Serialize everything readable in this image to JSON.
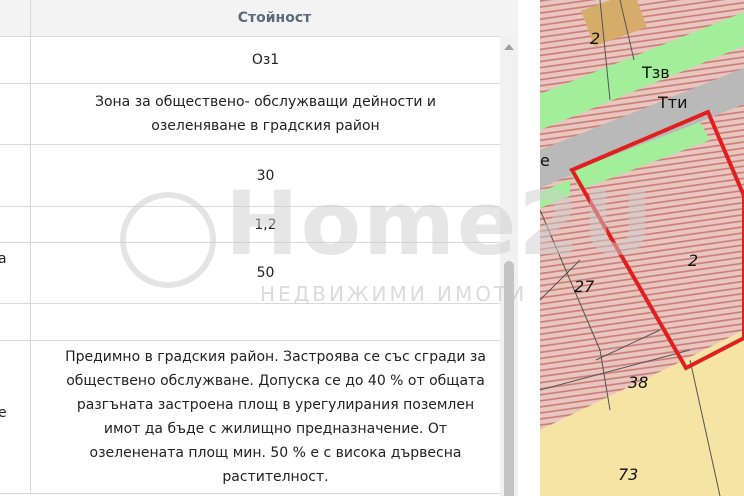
{
  "table": {
    "header": {
      "value_col": "Стойност"
    },
    "rows": [
      {
        "label": "",
        "value": "Оз1"
      },
      {
        "label": "",
        "value": "Зона за обществено- обслужващи дейности и озеленяване в градския район"
      },
      {
        "label": "",
        "value": "30"
      },
      {
        "label": "",
        "value": "1,2"
      },
      {
        "label": "а",
        "value": "50"
      },
      {
        "label": "",
        "value": ""
      },
      {
        "label": "е",
        "value": "Предимно в градския район. Застроява се със сгради за обществено обслужване. Допуска се до 40 % от общата разгъната застроена площ в урегулирания поземлен имот да бъде с жилищно предназначение. От озеленената площ мин. 50 % е с висока дървесна растителност."
      }
    ]
  },
  "map": {
    "labels": {
      "lot_top": "2",
      "tzv": "Тзв",
      "tti": "Тти",
      "road_e": "е",
      "lot_main": "2",
      "lot_27": "27",
      "lot_38": "38",
      "lot_73": "73"
    },
    "colors": {
      "hatch_bg": "#e9c6c0",
      "hatch_line": "#c97b73",
      "green_strip": "#a3ee9a",
      "road_gray": "#b9b9b9",
      "yellow_lot": "#f6e4a4",
      "tan_lot": "#d5ac6a",
      "outline_red": "#e02020"
    }
  },
  "watermark": {
    "title": "Home2U",
    "subtitle": "НЕДВИЖИМИ ИМОТИ"
  }
}
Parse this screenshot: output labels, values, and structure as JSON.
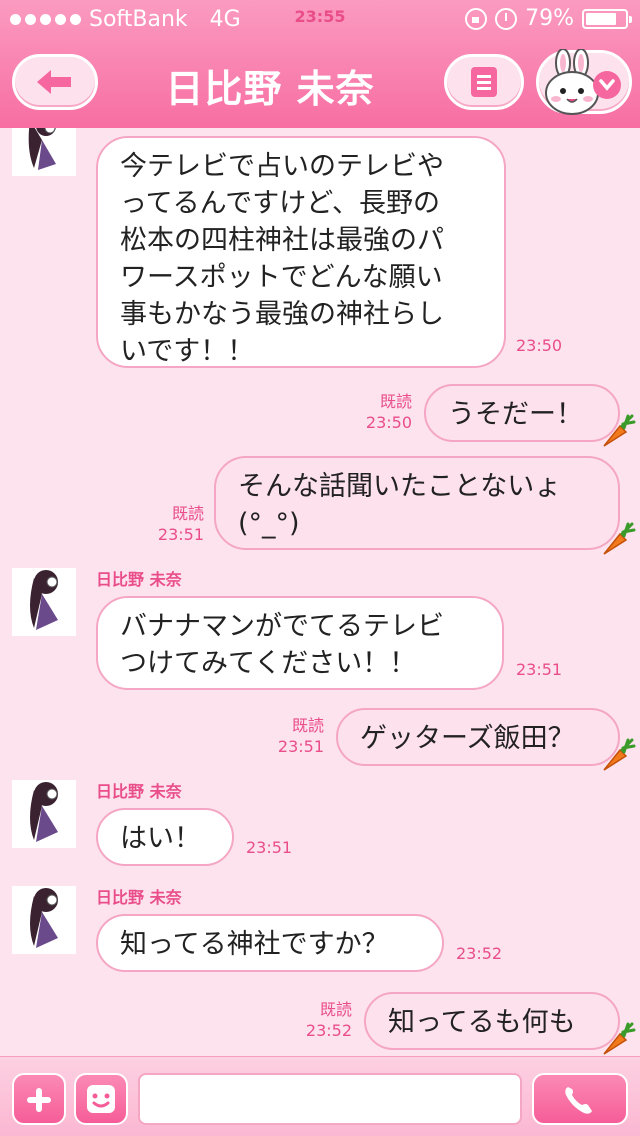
{
  "status_bar": {
    "carrier": "SoftBank",
    "network": "4G",
    "time": "23:55",
    "battery": "79%",
    "battery_level": 0.79
  },
  "header": {
    "title": "日比野 未奈"
  },
  "colors": {
    "header_pink": "#f76ea3",
    "chat_bg": "#fde3ee",
    "accent": "#e94d8a"
  },
  "messages": [
    {
      "side": "in",
      "sender": "",
      "text": "今テレビで占いのテレビや\nってるんですけど、長野の\n松本の四柱神社は最強のパ\nワースポットでどんな願い\n事もかなう最強の神社らし\nいです！！",
      "time": "23:50"
    },
    {
      "side": "out",
      "read": "既読",
      "text": "うそだー！",
      "time": "23:50"
    },
    {
      "side": "out",
      "read": "既読",
      "text": "そんな話聞いたことないょ\n(°_°)",
      "time": "23:51"
    },
    {
      "side": "in",
      "sender": "日比野 未奈",
      "text": "バナナマンがでてるテレビ\nつけてみてください！！",
      "time": "23:51"
    },
    {
      "side": "out",
      "read": "既読",
      "text": "ゲッターズ飯田？",
      "time": "23:51"
    },
    {
      "side": "in",
      "sender": "日比野 未奈",
      "text": "はい！",
      "time": "23:51"
    },
    {
      "side": "in",
      "sender": "日比野 未奈",
      "text": "知ってる神社ですか？",
      "time": "23:52"
    },
    {
      "side": "out",
      "read": "既読",
      "text": "知ってるも何も",
      "time": "23:52"
    }
  ],
  "composer": {
    "input_value": ""
  }
}
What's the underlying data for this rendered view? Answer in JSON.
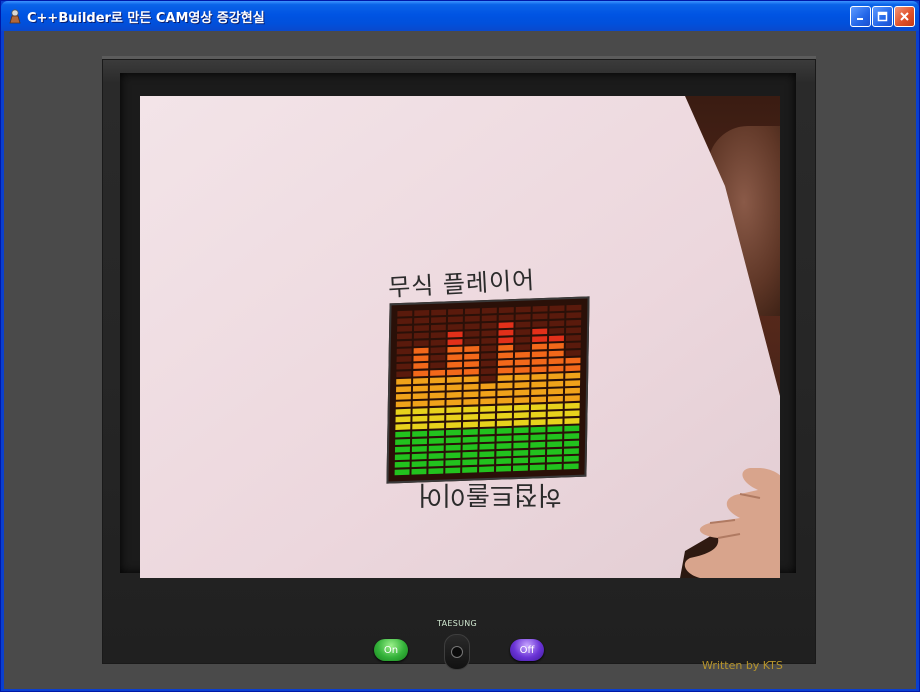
{
  "window": {
    "title": "C++Builder로 만든 CAM영상 증강현실"
  },
  "screen": {
    "player_title": "무식 플레이어",
    "mirrored_caption": "허접트롤이어"
  },
  "equalizer": {
    "columns": 11,
    "levels": [
      0.58,
      0.76,
      0.64,
      0.85,
      0.78,
      0.55,
      0.9,
      0.72,
      0.88,
      0.8,
      0.7
    ]
  },
  "controls": {
    "brand": "TAESUNG",
    "on_label": "On",
    "off_label": "Off"
  },
  "credit": "Written by KTS",
  "colors": {
    "title_bar": "#0054e3",
    "bezel": "#262626",
    "paper": "#efdde2",
    "credit": "#b6942c"
  }
}
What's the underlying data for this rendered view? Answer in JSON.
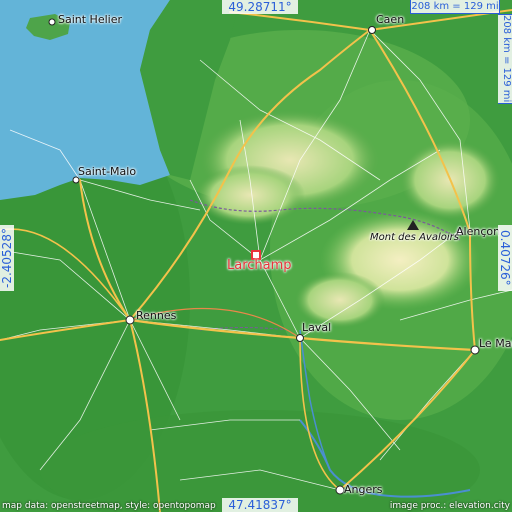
{
  "map": {
    "coordinates": {
      "top": "49.28711°",
      "bottom": "47.41837°",
      "left": "-2.40528°",
      "right": "0.40726°"
    },
    "scale": {
      "horizontal": "208 km = 129 mi",
      "vertical": "208 km = 129 mi"
    },
    "main_place": "Larchamp",
    "cities": [
      {
        "name": "Saint Helier"
      },
      {
        "name": "Caen"
      },
      {
        "name": "Saint-Malo"
      },
      {
        "name": "Alençon"
      },
      {
        "name": "Mont des Avaloirs"
      },
      {
        "name": "Rennes"
      },
      {
        "name": "Laval"
      },
      {
        "name": "Le Mans"
      },
      {
        "name": "Angers"
      }
    ],
    "attribution": {
      "left": "map data: openstreetmap, style: opentopomap",
      "right": "image proc.: elevation.city"
    },
    "colors": {
      "sea": "#63b4d8",
      "lowland": "#3d9a3d",
      "highland": "#f2eec0",
      "marker": "#e8333b",
      "label_blue": "#2a5fd8"
    }
  }
}
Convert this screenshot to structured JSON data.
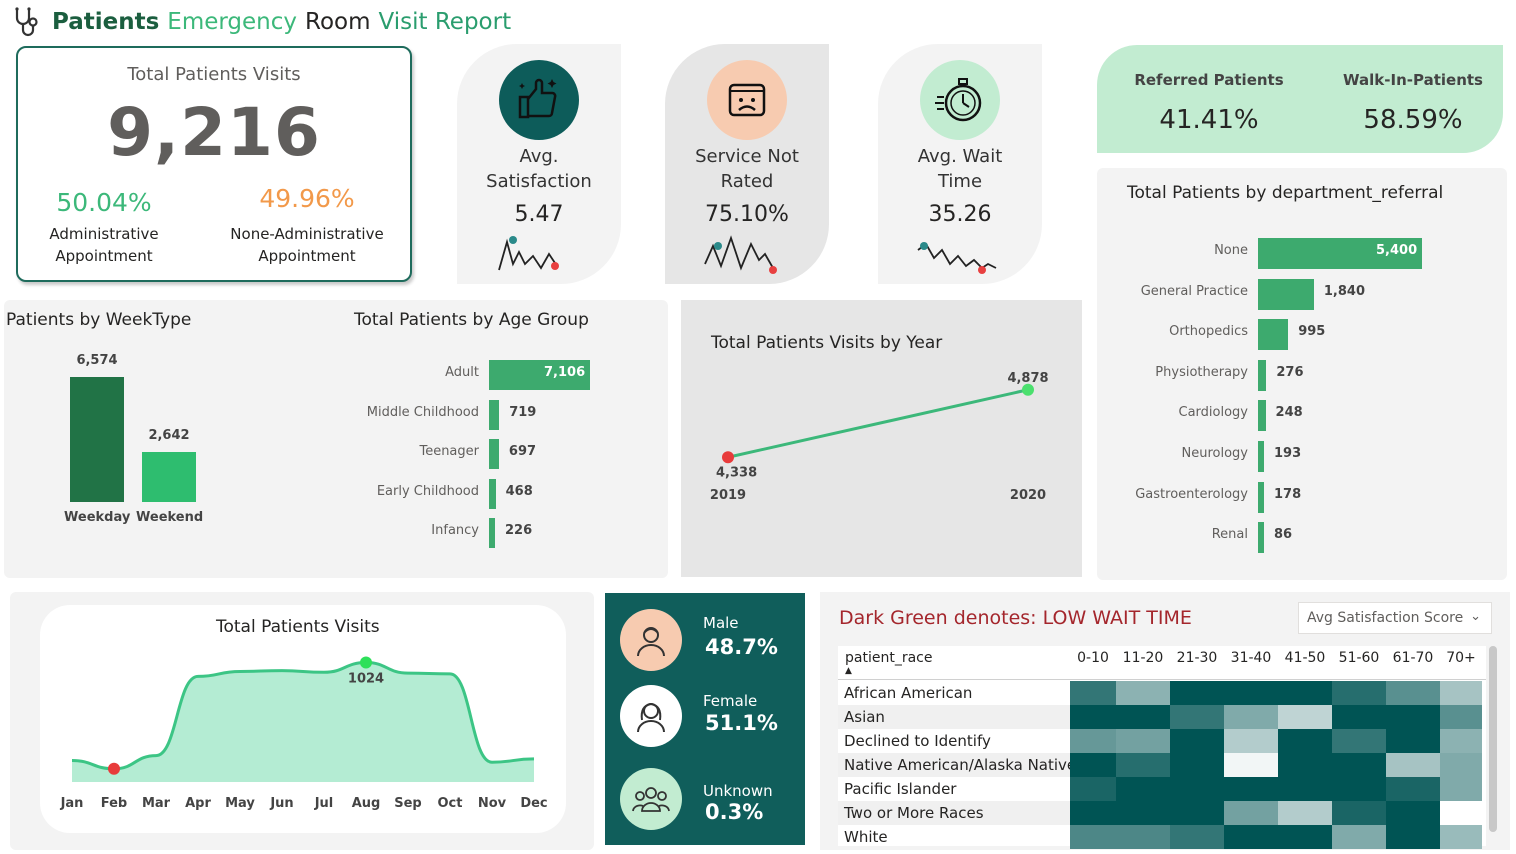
{
  "header": {
    "title_words": [
      "Patients",
      "Emergency",
      "Room",
      "Visit Report"
    ]
  },
  "total_card": {
    "title": "Total Patients Visits",
    "value": "9,216",
    "admin_pct": "50.04%",
    "admin_label_1": "Administrative",
    "admin_label_2": "Appointment",
    "nonadmin_pct": "49.96%",
    "nonadmin_label_1": "None-Administrative",
    "nonadmin_label_2": "Appointment",
    "colors": {
      "admin": "#3cb87a",
      "nonadmin": "#f2994a"
    }
  },
  "kpis": [
    {
      "label_1": "Avg.",
      "label_2": "Satisfaction",
      "value": "5.47",
      "icon": "thumbs-up-icon"
    },
    {
      "label_1": "Service Not",
      "label_2": "Rated",
      "value": "75.10%",
      "icon": "sad-face-icon"
    },
    {
      "label_1": "Avg. Wait",
      "label_2": "Time",
      "value": "35.26",
      "icon": "stopwatch-icon"
    }
  ],
  "referral_card": {
    "referred_label": "Referred Patients",
    "referred_value": "41.41%",
    "walkin_label": "Walk-In-Patients",
    "walkin_value": "58.59%"
  },
  "weektype": {
    "title": "Patients by WeekType",
    "chart_data": {
      "type": "bar",
      "categories": [
        "Weekday",
        "Weekend"
      ],
      "values": [
        6574,
        2642
      ],
      "value_labels": [
        "6,574",
        "2,642"
      ],
      "colors": [
        "#217346",
        "#2ebd6f"
      ]
    }
  },
  "age_group": {
    "title": "Total Patients by Age Group",
    "chart_data": {
      "type": "bar",
      "orientation": "horizontal",
      "categories": [
        "Adult",
        "Middle Childhood",
        "Teenager",
        "Early Childhood",
        "Infancy"
      ],
      "values": [
        7106,
        719,
        697,
        468,
        226
      ],
      "value_labels": [
        "7,106",
        "719",
        "697",
        "468",
        "226"
      ]
    }
  },
  "by_year": {
    "title": "Total Patients Visits by Year",
    "chart_data": {
      "type": "line",
      "x": [
        "2019",
        "2020"
      ],
      "values": [
        4338,
        4878
      ],
      "value_labels": [
        "4,338",
        "4,878"
      ]
    }
  },
  "dept_referral": {
    "title": "Total Patients by department_referral",
    "chart_data": {
      "type": "bar",
      "orientation": "horizontal",
      "categories": [
        "None",
        "General Practice",
        "Orthopedics",
        "Physiotherapy",
        "Cardiology",
        "Neurology",
        "Gastroenterology",
        "Renal"
      ],
      "values": [
        5400,
        1840,
        995,
        276,
        248,
        193,
        178,
        86
      ],
      "value_labels": [
        "5,400",
        "1,840",
        "995",
        "276",
        "248",
        "193",
        "178",
        "86"
      ]
    }
  },
  "monthly": {
    "title": "Total Patients Visits",
    "peak_label": "1024",
    "chart_data": {
      "type": "area",
      "x": [
        "Jan",
        "Feb",
        "Mar",
        "Apr",
        "May",
        "Jun",
        "Jul",
        "Aug",
        "Sep",
        "Oct",
        "Nov",
        "Dec"
      ],
      "values": [
        430,
        380,
        460,
        940,
        970,
        975,
        965,
        1024,
        960,
        955,
        420,
        440
      ]
    }
  },
  "gender": {
    "items": [
      {
        "label": "Male",
        "value": "48.7%",
        "icon": "male-avatar-icon"
      },
      {
        "label": "Female",
        "value": "51.1%",
        "icon": "female-avatar-icon"
      },
      {
        "label": "Unknown",
        "value": "0.3%",
        "icon": "group-icon"
      }
    ]
  },
  "heatmap": {
    "title": "Dark Green denotes: LOW WAIT TIME",
    "select_value": "Avg Satisfaction Score",
    "row_header": "patient_race",
    "chart_data": {
      "type": "heatmap",
      "columns": [
        "0-10",
        "11-20",
        "21-30",
        "31-40",
        "41-50",
        "51-60",
        "61-70",
        "70+"
      ],
      "rows": [
        "African American",
        "Asian",
        "Declined to Identify",
        "Native American/Alaska Native",
        "Pacific Islander",
        "Two or More Races",
        "White"
      ],
      "intensity": [
        [
          0.8,
          0.45,
          1.0,
          1.0,
          1.0,
          0.85,
          0.65,
          0.35
        ],
        [
          1.0,
          1.0,
          0.8,
          0.5,
          0.25,
          1.0,
          1.0,
          0.65
        ],
        [
          0.6,
          0.55,
          1.0,
          0.3,
          1.0,
          0.8,
          1.0,
          0.45
        ],
        [
          1.0,
          0.85,
          1.0,
          0.05,
          1.0,
          1.0,
          0.35,
          0.5
        ],
        [
          0.9,
          1.0,
          1.0,
          1.0,
          1.0,
          1.0,
          0.9,
          0.5
        ],
        [
          1.0,
          1.0,
          1.0,
          0.55,
          0.3,
          0.9,
          1.0,
          0.0
        ],
        [
          0.7,
          0.7,
          0.8,
          1.0,
          1.0,
          0.5,
          1.0,
          0.4
        ]
      ]
    }
  }
}
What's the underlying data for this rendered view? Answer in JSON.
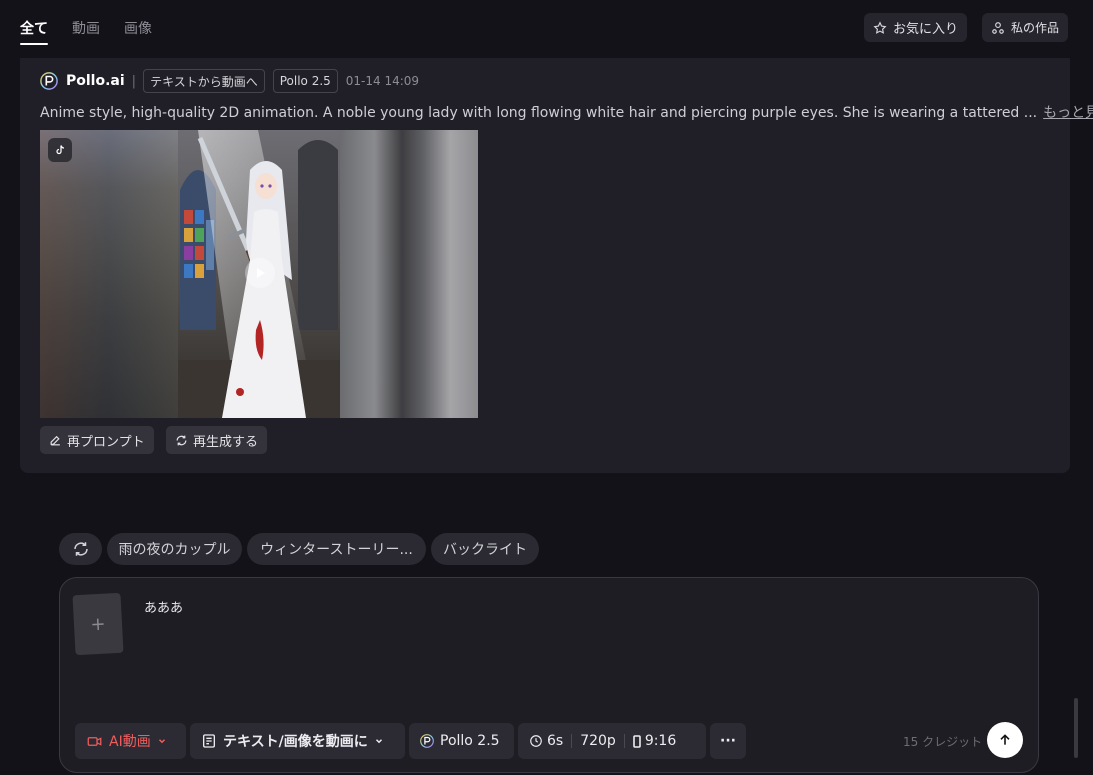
{
  "tabs": [
    {
      "label": "全て",
      "active": true
    },
    {
      "label": "動画",
      "active": false
    },
    {
      "label": "画像",
      "active": false
    }
  ],
  "header_actions": {
    "favorites_label": "お気に入り",
    "my_works_label": "私の作品"
  },
  "card": {
    "brand": "Pollo.ai",
    "mode_chip": "テキストから動画へ",
    "model_chip": "Pollo 2.5",
    "date": "01-14 14:09",
    "prompt": "Anime style, high-quality 2D animation. A noble young lady with long flowing white hair and piercing purple eyes. She is wearing a tattered ...",
    "more_label": "もっと見る",
    "reprompt_label": "再プロンプト",
    "regenerate_label": "再生成する"
  },
  "suggestions": [
    "雨の夜のカップル",
    "ウィンターストーリー...",
    "バックライト"
  ],
  "composer": {
    "input_value": "あああ",
    "upload_plus": "+",
    "type_label": "AI動画",
    "mode_label": "テキスト/画像を動画に",
    "model_label": "Pollo 2.5",
    "duration": "6s",
    "resolution": "720p",
    "aspect": "9:16",
    "more": "···",
    "credits": "15 クレジット"
  },
  "colors": {
    "background": "#131218",
    "card": "#201f27",
    "accent_ai": "#f25c5c"
  }
}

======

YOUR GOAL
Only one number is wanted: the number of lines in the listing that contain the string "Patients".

SOLUTION
9